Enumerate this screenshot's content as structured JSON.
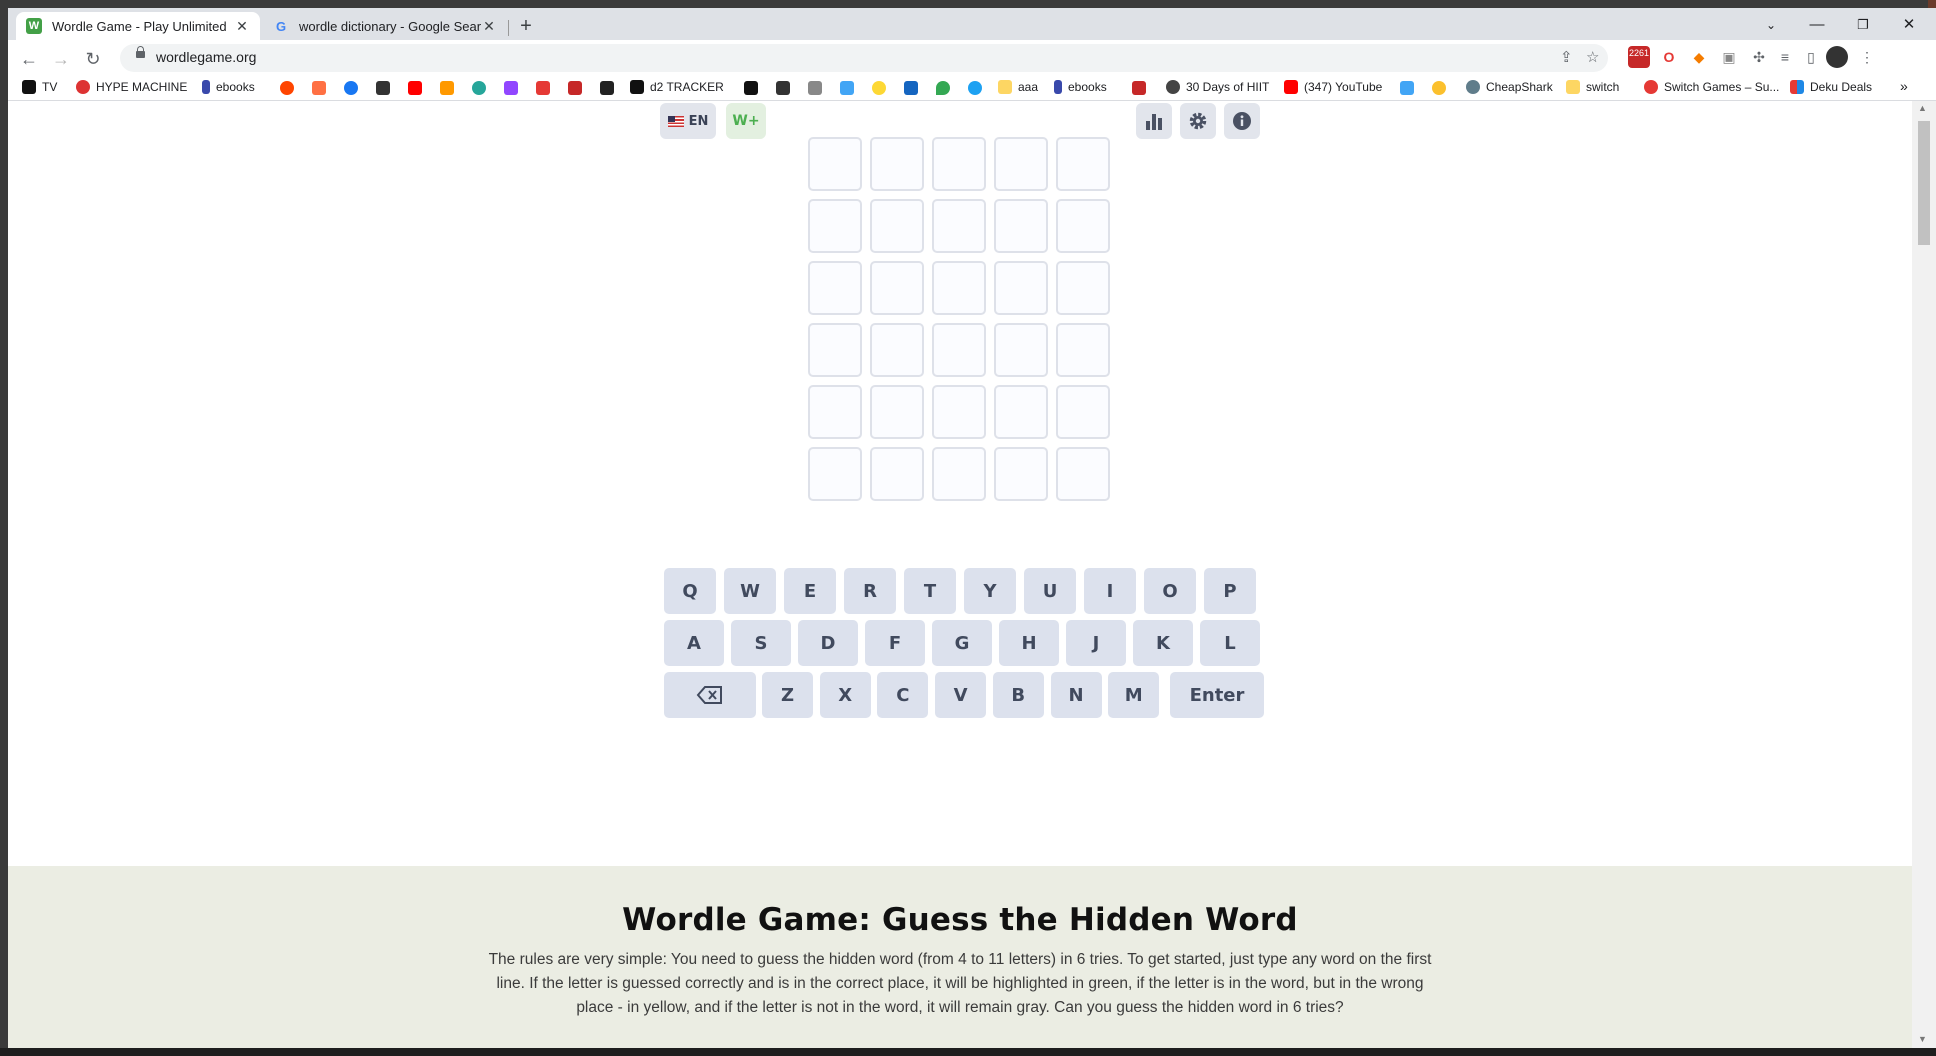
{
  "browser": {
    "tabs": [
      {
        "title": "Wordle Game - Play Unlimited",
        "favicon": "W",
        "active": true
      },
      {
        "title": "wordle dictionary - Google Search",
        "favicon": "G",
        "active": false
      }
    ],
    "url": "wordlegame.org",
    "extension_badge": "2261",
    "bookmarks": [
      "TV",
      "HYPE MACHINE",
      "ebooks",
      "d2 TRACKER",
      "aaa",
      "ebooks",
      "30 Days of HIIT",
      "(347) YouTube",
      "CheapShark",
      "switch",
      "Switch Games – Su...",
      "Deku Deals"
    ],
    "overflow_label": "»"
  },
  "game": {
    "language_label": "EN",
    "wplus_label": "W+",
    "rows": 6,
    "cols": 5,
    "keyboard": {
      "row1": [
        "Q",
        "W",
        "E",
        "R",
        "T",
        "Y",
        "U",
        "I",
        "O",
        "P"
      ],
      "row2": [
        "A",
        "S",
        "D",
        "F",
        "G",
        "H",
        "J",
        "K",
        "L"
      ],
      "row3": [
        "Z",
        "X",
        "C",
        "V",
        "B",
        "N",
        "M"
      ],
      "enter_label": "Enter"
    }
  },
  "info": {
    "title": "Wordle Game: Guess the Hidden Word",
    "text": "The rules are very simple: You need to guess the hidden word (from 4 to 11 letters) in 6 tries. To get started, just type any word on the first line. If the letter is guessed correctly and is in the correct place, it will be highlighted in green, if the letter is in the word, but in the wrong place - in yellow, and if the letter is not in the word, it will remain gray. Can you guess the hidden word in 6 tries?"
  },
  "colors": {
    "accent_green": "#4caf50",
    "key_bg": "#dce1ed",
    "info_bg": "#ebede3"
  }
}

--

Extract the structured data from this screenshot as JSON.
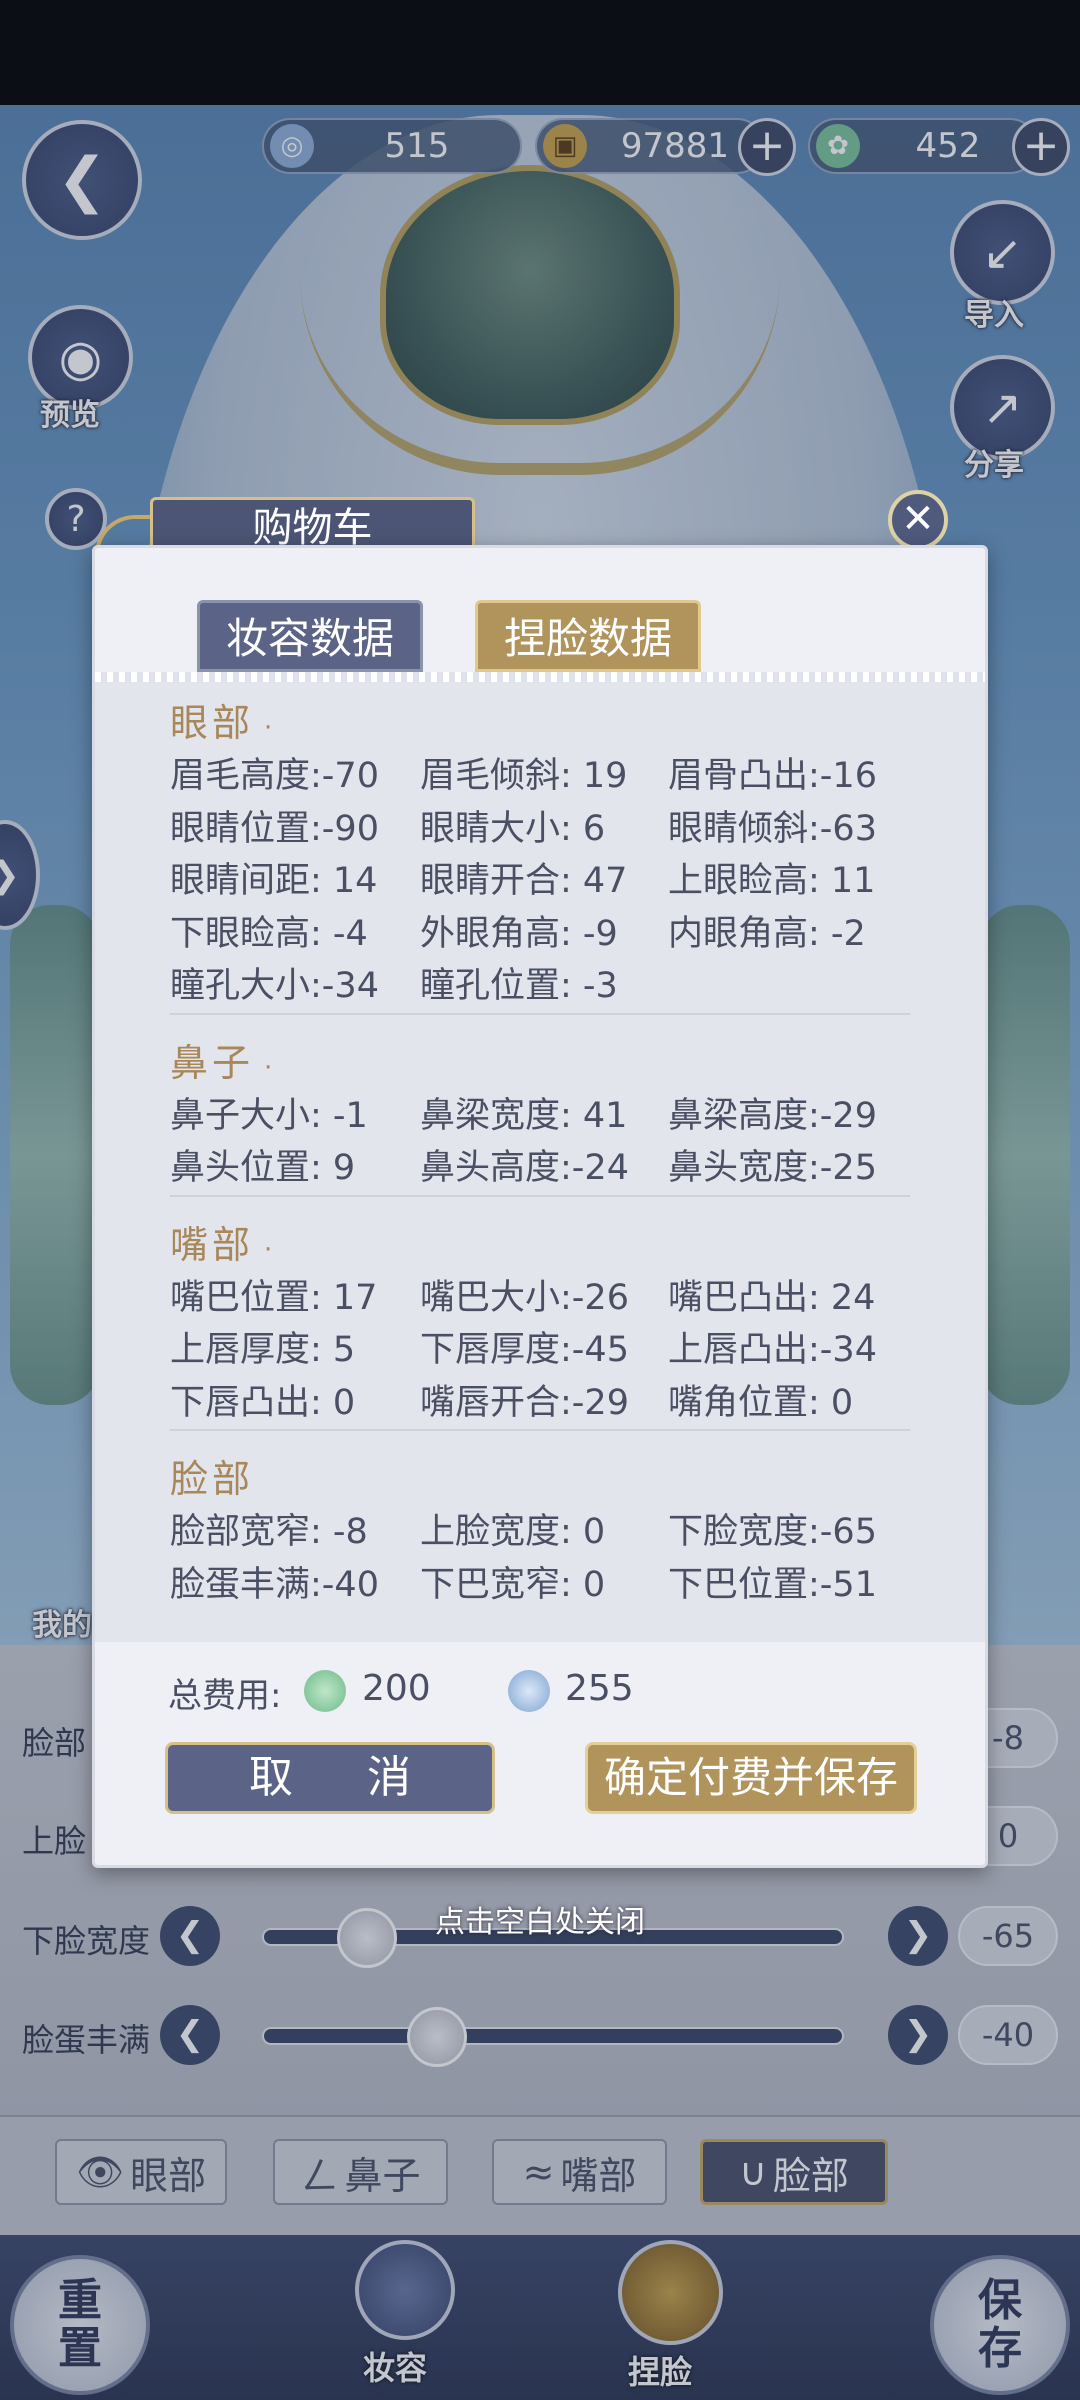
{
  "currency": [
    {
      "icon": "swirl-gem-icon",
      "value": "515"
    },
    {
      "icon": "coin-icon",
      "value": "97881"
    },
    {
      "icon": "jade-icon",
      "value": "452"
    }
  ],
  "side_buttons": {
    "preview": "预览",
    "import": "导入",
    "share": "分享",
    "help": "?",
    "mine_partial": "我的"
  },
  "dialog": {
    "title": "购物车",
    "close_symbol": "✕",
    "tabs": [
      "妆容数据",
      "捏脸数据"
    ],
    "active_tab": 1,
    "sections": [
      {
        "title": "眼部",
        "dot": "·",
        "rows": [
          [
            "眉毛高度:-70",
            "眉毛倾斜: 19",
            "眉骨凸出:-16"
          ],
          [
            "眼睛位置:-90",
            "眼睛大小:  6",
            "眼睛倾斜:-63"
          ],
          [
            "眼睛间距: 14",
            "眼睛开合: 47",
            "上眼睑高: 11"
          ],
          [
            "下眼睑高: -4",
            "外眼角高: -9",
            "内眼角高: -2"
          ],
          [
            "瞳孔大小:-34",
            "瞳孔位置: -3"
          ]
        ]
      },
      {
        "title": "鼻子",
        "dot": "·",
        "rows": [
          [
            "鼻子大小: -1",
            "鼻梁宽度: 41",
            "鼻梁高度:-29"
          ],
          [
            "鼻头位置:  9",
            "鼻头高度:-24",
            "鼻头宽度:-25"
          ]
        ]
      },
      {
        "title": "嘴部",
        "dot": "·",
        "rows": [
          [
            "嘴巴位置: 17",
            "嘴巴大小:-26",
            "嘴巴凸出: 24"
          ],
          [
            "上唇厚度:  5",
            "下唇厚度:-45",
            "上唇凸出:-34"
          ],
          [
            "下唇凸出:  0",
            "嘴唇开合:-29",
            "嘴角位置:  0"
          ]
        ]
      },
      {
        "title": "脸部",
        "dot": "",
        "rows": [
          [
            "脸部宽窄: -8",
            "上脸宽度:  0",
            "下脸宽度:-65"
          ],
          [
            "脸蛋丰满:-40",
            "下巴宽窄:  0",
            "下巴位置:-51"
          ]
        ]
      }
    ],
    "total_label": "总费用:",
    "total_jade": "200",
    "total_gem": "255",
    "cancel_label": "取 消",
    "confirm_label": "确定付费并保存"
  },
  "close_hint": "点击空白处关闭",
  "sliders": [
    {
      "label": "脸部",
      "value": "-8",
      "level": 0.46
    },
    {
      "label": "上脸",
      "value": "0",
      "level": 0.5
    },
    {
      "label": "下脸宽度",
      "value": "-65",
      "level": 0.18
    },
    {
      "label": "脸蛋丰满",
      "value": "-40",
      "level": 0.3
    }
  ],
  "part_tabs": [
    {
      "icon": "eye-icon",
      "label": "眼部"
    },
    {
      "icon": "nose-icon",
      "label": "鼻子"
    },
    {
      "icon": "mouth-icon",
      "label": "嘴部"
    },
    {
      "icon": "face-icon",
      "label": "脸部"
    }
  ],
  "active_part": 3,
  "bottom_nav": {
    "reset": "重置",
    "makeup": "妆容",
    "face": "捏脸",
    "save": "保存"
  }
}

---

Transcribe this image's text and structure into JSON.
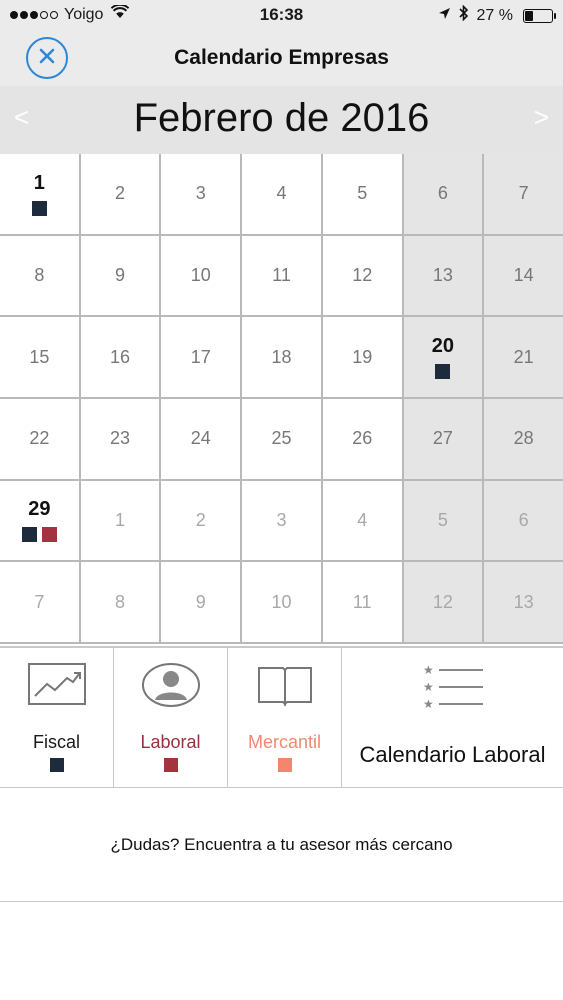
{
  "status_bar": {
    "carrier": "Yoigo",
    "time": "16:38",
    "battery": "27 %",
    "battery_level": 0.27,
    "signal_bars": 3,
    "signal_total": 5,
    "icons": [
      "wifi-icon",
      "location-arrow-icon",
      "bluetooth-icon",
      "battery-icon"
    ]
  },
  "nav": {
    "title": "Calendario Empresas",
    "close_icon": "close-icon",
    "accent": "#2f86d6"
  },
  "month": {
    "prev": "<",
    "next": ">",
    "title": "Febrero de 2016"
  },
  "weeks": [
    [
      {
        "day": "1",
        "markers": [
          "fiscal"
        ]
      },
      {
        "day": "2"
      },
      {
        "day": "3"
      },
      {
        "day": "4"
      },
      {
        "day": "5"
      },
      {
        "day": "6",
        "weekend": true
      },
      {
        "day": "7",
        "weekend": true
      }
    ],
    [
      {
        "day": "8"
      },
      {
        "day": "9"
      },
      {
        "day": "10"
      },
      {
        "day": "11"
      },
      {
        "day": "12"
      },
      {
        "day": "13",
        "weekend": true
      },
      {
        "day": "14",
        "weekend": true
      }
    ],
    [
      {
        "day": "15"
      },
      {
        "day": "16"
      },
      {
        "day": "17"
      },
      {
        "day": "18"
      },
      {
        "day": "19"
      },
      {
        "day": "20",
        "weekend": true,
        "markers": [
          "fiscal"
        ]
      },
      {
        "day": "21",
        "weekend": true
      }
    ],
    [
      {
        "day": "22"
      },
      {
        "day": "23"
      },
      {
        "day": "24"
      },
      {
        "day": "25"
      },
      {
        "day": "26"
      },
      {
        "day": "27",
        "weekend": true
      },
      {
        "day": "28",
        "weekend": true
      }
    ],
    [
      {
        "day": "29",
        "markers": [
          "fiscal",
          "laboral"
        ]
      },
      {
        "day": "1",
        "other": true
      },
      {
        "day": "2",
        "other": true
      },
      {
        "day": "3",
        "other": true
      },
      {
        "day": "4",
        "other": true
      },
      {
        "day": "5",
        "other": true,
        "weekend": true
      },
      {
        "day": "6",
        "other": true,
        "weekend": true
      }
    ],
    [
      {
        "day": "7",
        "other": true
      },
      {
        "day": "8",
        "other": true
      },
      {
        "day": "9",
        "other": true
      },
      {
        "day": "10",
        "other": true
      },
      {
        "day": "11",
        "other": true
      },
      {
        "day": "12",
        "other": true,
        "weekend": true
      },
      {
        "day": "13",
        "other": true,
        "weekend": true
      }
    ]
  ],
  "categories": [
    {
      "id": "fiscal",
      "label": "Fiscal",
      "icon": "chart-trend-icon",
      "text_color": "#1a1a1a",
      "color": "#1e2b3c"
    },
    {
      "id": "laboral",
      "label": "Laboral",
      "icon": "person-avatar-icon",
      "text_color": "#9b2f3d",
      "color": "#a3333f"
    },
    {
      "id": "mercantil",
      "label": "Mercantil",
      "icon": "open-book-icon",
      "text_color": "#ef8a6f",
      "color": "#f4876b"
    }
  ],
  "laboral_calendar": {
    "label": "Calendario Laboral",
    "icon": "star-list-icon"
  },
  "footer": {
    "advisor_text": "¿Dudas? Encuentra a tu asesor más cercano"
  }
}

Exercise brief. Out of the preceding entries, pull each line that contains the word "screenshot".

Task result.
Enumerate this screenshot's content as structured JSON.
Extract the structured data from this screenshot as JSON.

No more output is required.